Coming into the season, McCutcheon was the presumptive starter. Cassar, however, claimed the spot during wrestle-offs in the preseason and then cemented his early claim to the weight by adding a third win over McCutcheon at the Keystone Classic in mid-November.

Rasheed, during that time, was out of the picture, trying to get fully healthy so he could challenge for the position. He wrestled in open tournaments on the first two weekends of November and then not again until the Southern Scuffle on Jan. 1-2.

Cassar was the clear starter and ranked No. 9 headed to Chattanooga. Then things got really interesting. Cassar was upset in the semifinals when a late takedown was reversed. He came back for a third-place finish. Rasheed, meanwhile, pinned his final three opponents in his march to the title.

Since then, Sanderson & Co. have alternated the two, hoping a clear starter would emerge. Instead, both have excelled, rising to each challenge laid in front of them.

Cassar has wins over the Nos. 1, 4, 12 and 15 ranked men at his weight, winning seven in a row, including three by major decision, since his Scuffle upset loss. Rasheed has vanquished the Nos. 7, 11, 14, 15 and 18 ranked guys at the weight. And in his nine wins during 2018, he has five falls, three majors and a decision.

Each has admitted to wanting to be the starter and each has talked about it in his own way.

“It’s very annoying. You want to be able to talk to each other and be like, ‘Hey, do this.
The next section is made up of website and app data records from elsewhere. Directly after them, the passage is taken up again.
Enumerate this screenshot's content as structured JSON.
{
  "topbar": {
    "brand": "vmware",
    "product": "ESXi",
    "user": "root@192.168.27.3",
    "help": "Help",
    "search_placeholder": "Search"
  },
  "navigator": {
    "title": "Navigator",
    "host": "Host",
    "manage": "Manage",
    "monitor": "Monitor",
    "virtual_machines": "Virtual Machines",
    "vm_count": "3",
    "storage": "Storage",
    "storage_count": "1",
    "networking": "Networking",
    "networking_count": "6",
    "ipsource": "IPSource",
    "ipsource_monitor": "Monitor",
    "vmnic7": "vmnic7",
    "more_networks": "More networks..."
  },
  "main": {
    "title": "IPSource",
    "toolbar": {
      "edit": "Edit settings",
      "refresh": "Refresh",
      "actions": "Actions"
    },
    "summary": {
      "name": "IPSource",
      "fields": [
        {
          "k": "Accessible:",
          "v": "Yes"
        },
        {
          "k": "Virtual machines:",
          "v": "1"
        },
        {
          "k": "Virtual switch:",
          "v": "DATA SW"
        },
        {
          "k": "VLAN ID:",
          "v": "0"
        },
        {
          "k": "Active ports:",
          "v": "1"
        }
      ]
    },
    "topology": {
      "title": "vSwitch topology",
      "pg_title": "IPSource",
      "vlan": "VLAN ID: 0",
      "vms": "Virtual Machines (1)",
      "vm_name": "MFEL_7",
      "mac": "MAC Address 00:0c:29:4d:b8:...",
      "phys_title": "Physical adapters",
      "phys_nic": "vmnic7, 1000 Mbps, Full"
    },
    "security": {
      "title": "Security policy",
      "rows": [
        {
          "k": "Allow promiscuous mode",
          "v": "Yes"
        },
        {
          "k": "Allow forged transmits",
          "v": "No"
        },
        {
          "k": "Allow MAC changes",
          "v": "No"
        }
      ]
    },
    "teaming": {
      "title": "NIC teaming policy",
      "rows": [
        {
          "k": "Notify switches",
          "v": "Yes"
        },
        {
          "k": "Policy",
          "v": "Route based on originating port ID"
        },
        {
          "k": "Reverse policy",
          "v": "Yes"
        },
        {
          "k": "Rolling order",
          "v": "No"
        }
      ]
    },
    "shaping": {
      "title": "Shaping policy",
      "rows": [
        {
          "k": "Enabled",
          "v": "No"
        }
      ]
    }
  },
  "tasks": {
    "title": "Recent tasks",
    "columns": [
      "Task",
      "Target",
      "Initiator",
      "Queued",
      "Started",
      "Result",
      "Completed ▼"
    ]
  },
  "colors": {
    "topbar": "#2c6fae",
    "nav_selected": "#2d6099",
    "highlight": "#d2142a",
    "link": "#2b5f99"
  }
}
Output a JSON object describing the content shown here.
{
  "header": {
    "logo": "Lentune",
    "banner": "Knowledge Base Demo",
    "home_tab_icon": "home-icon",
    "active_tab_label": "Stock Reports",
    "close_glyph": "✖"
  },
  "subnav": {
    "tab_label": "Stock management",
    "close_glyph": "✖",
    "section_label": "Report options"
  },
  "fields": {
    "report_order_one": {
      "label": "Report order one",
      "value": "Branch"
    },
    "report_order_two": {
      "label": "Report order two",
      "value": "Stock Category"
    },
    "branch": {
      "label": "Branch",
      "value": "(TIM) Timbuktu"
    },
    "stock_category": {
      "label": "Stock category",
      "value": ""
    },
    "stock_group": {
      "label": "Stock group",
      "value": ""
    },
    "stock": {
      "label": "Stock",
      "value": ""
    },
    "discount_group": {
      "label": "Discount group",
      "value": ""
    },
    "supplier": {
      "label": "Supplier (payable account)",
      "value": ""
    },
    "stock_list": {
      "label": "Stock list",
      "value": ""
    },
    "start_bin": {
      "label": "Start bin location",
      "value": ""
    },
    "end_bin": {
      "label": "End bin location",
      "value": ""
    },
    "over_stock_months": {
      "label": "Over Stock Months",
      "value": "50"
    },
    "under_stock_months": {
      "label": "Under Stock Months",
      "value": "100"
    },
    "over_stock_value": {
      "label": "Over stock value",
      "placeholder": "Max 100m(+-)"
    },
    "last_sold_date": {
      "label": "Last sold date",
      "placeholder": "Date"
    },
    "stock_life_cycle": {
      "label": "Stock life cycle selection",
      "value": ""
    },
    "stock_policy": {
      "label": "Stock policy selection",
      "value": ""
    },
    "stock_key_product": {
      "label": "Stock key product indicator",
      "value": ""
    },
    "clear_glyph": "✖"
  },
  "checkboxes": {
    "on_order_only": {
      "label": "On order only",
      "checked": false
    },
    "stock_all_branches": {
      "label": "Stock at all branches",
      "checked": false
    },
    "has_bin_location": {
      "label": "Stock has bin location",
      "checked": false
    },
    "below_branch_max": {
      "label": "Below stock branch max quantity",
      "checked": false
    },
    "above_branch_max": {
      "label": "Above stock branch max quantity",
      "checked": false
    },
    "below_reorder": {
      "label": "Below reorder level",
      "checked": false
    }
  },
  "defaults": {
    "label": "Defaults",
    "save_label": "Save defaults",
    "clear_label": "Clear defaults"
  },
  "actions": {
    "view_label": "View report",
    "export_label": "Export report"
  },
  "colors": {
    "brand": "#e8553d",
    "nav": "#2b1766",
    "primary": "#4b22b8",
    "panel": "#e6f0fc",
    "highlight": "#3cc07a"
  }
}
Do that.’ But, at the same time, it’s like, ‘I want that spot.’ We push each other, regardless, but it’s definitely hard,” Rasheed said on Jan. 23.

“We don’t talk about it, because ‘friendly’ is kind of a little far-fetched. Like, yeah, of course, we’re brothers and all that — but we both want the spot.”

Five days later, Cassar offered his assessment following Penn State’s win over Rutgers.

“It’s definitely not ideal, but I knew situations like this were going to arise when I signed at Penn State. We have such a deep room that’s sometimes going to happen,” he said.

“I didn’t really expect it this year, but I’m just rolling with the punches and whoever is ready mentally and physically and wants it the most is going to be the man at nationals.”

Sanderson has steadfastly refused to give any indication who the eventual starter may be, other than to praise each wrestler equally.

“The competition is good. I wish we had that at every weight. It’s just not the reality. Both Anthony and Shak are both wrestling great. We’re proud of both of them and love both of them. I think the team feels the same way about both of them. It’s going well,” Sanderson said after the Nittany Lions’ win over Iowa on Saturday.

Even on Tuesday, just five days before the season finale, Sanderson wouldn’t budge.

“I’m going to give you the same answer. Nothing is set in concrete. We have two great choices there. We’re proud of them, happy with both of them,” he said.

Nevills said he knows it will be a harrowing decision, but one that he trusts will be best for the team.

“I know both of those guys. It will be disappointing to whoever doesn’t get it, but I think they’re going to trust in the coaches, that the coaches will put out who’s best for the team. I don’t know that the answer is. I’m certainly glad I don’t have to make that choice. That would be intense to have to make that decision,” he said.

“I know and I trust the coaches. Whoever they choose to put out there is going to do the best they can for Penn State and bring home a national championship individually and just try to score as many team points for the team. From that aspect, I love both Shakur and Anthony, so I think whoever gets the job is going to do a tremendous job. I’m excited for whoever is going to get to wrestle.”

The fact remains that the Nittany Lions have just one dual meet left, at 2 p.m. Sunday when Buffalo visits Rec Hall, then two weeks until the Big Ten Championships on March 2-3 in East Lansing, Michigan.

Still, a starter has to be named at some point and Sanderson conceded that whoever walks on the mat against the Bulls on Sunday will likely own the spot for the postseason.

“Whoever starts Sunday, is that the (starter)?” a reporter asked at the team’s media availability Tuesday.

“Yeah, probably, yeah,” Sanderson said. “That would be a good assumption.”

And the end to a seven-week mystery, but probably not the end of a several-year friendship.